However, we did find that the heavy work that the handset’s photographic prowess puts on the handset has an effect on battery life. Since anyone buying this device is likely to want to take a lot of photos with it, its well worth noting that just a couple of hours of camera use drains the battery very close to the red.
The Lumia will need to be charged several times in one day if lots photos are to be taken. In fact we took a fully charged Lumia 1020 out for around two hours, capturing in the region of 40 photos, and found that its battery was down to less than half of its capacity afterwards.
Operating System and User Interface
There are few additions that Nokia has made to the detailed and feature-packed Windows Phone 8 software, save for the inclusion of the Nokia Pro Cam app that we’ll take a look at later. In terms of photography, there’s the Creative Studio and Smart Cam apps seen on earlier Lumias, for image editing. Users can add effects to their pictures and explore a variety of multi-shot modes for capturing action as it happens.
Camera and Video
On to the camera, which is far and away the stand out feature of this device and pushes the envelope of smartphone photography further than what has been seen before. There is little that compares to the Lumia 1020 under regular daylight conditions, with the camera producing incredibly sharp, clear images with real depth and clarity to them.
While we found some problems when shooting in the direction of bright sunlight, with hazing occurring around the edges of photos, the camera generally handles light sources well. There is little of the light bleeding around the edges of windows that you often get when shooting towards them.
Nokia Lumia 1020 camera samples – click thumbnails to see full size images
However, Nokia’s camera prowess really comes to the fore when shooting in low light, with the Lumia being able to capture in very dark conditions. In indoor situations the handset is second to none, with only the slightest distortion and noise appearing in even the darkest settings. The only problems we found with shooting in low light is that lining up a photo on a display that is almost totally black can be very difficult indeed.
As for the Pro Cam app, it offers a fantastic array of detailed controls that allow you to adjust the technical areas covered by photography, such as ISO, shutter speed and white balance. These controls appear in a wheel-like interface that pulls out across the display and are all very easy to adjust accurately.
Also included is a manual focus option, a real rarity on smartphones where touch focus is normally the only such choice. This is especially useful when lining up close-up shots, allowing you to bring even the smallest object into focus for shooting.
Performance and Verdict
Anyone looking at this handset will likely be considering it on the strength of its camera, which is clearly Nokia’s intention. Aside from its photographic capabilities there is little that distinguishes the Lumia 1020 from recent devices like the Lumia 920 and Lumia 925.

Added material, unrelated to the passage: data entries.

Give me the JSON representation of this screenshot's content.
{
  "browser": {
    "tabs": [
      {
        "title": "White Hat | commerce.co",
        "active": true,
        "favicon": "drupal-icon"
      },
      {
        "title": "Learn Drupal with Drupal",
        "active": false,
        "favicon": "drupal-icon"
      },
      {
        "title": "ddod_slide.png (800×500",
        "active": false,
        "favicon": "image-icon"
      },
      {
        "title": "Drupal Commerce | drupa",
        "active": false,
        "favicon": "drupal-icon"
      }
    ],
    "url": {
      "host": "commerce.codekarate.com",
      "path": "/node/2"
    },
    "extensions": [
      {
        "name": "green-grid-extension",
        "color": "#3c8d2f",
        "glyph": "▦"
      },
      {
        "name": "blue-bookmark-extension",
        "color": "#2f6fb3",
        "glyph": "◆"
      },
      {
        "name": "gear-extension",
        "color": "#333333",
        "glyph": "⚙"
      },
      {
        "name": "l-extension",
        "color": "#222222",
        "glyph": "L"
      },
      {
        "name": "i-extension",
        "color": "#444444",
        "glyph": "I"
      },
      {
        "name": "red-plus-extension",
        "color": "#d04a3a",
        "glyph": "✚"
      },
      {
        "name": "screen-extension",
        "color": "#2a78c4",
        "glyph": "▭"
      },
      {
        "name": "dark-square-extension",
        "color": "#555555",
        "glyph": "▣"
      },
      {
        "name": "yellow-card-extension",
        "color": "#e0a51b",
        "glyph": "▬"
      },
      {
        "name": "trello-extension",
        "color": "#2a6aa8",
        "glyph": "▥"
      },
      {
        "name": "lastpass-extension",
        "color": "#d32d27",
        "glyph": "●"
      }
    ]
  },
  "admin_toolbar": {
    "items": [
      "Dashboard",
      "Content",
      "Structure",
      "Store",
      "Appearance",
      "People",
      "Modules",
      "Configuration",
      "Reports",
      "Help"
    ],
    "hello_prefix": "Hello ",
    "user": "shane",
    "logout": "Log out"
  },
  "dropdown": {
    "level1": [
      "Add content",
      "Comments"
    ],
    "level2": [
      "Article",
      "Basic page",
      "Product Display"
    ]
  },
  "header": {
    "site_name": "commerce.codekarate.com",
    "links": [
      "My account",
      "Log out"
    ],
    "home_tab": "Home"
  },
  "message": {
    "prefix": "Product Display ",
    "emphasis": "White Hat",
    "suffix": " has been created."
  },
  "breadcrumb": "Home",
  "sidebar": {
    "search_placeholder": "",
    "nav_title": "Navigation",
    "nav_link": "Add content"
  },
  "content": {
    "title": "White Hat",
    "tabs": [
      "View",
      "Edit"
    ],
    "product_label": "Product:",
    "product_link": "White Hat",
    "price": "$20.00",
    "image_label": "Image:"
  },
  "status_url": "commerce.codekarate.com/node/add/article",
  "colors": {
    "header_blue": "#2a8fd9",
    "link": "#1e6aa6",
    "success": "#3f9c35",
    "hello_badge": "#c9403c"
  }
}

But that enormous, 41-megapixel sensor is a major strength, and something that will appeal to those who are serious about smartphone photography. Nokia’s camera prowess has been demonstrated several times over with its most recent Lumia handsets and this tradition continues with the Lumia 1020, an incredibly powerful and versatile camera phone.